The Filter Action determines whether the web request will be allowed or blocked. For each Category, the system administrator specifies whether to Allow, Block, or apply a time Quota. By default, the category and reputation ratings come from a Sophos database, but the Websites tab can be used to create global rules to override the category, the reputation, or both. Within the Filter Action, local overrides can be defined to block or allow specific websites.
The Exceptions tab can be used to modify what security checks are enforced for a particular website. These are global rules which apply to all Filter Profiles, Policies, and Filter Actions. There is no equivalent option within the Filter Action configuration.
UTM has two types of Categories, which are used ambiguously. The website rating system applies a Category from a fixed list of possibilities. In the Websites tab, Category overrides are also chosen from this fixed list. To avoid confusion, it might be best to call these “Sub-Categories”
UTM groups the sub-categories into groups, which are also called Categories, but these should be called Super-Categories. The user can create new Super-Categories, and can move Sub-Categories to a different Super-Category. Unfortunately, the design of the user interface does not ensure that each Sub-Category is assigned to one and only one Super-Category, so the system administrator must be careful. If a sub-category is assigned to zero Super-Categories, or is assigned to multiple Super-Categories with different action rules, the behavior of UTM is unknown but probably undesirable.
Filter Actions are defined based on Super-Categories. If you change the mapping of Sub-Categories to Super-Categories, you should review all of your Filter Actions to ensure that the intended behavior of UTM is still accomplished.
Many businesses use a network-based login system based on Windows PCs and Active Directory. For those devices, the recommended authentication method is Active Directory Single Sign-On (AD SSO). This reliably authenticates the user to the web request, without any login prompts, because major browsers are able to pass NTLM information within the web request. (This process breaks down for https with transparent-mode proxy, which is another reason why standard-mode proxy is preferred.)

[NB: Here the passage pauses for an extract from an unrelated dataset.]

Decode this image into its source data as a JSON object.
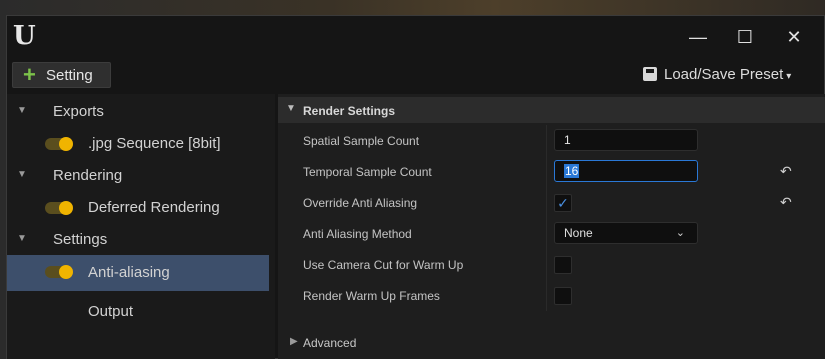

These organizations will have several possible exceptions to this general pattern:
When SSO authentication is expected but unsuccessful, then Basic authentication is invoked. The user will see a browser pop-up asking for username and password. These pop-ups tend to confuse users, so use of Basic authentication should be avoided as much as possible.
Understanding the relationship between Filter Profile, Policy, and Filter Action will help you configure UTM proxies effectively. Understanding the capabilities of Standard and Transparent modes will help you use both effectively. Understanding the behavior of these processes will help ensure that you do not create unintended vulnerabilities. The UTM proxy capabilities are very powerful, and it is hoped that this overview helps you configure them successfully on the first try.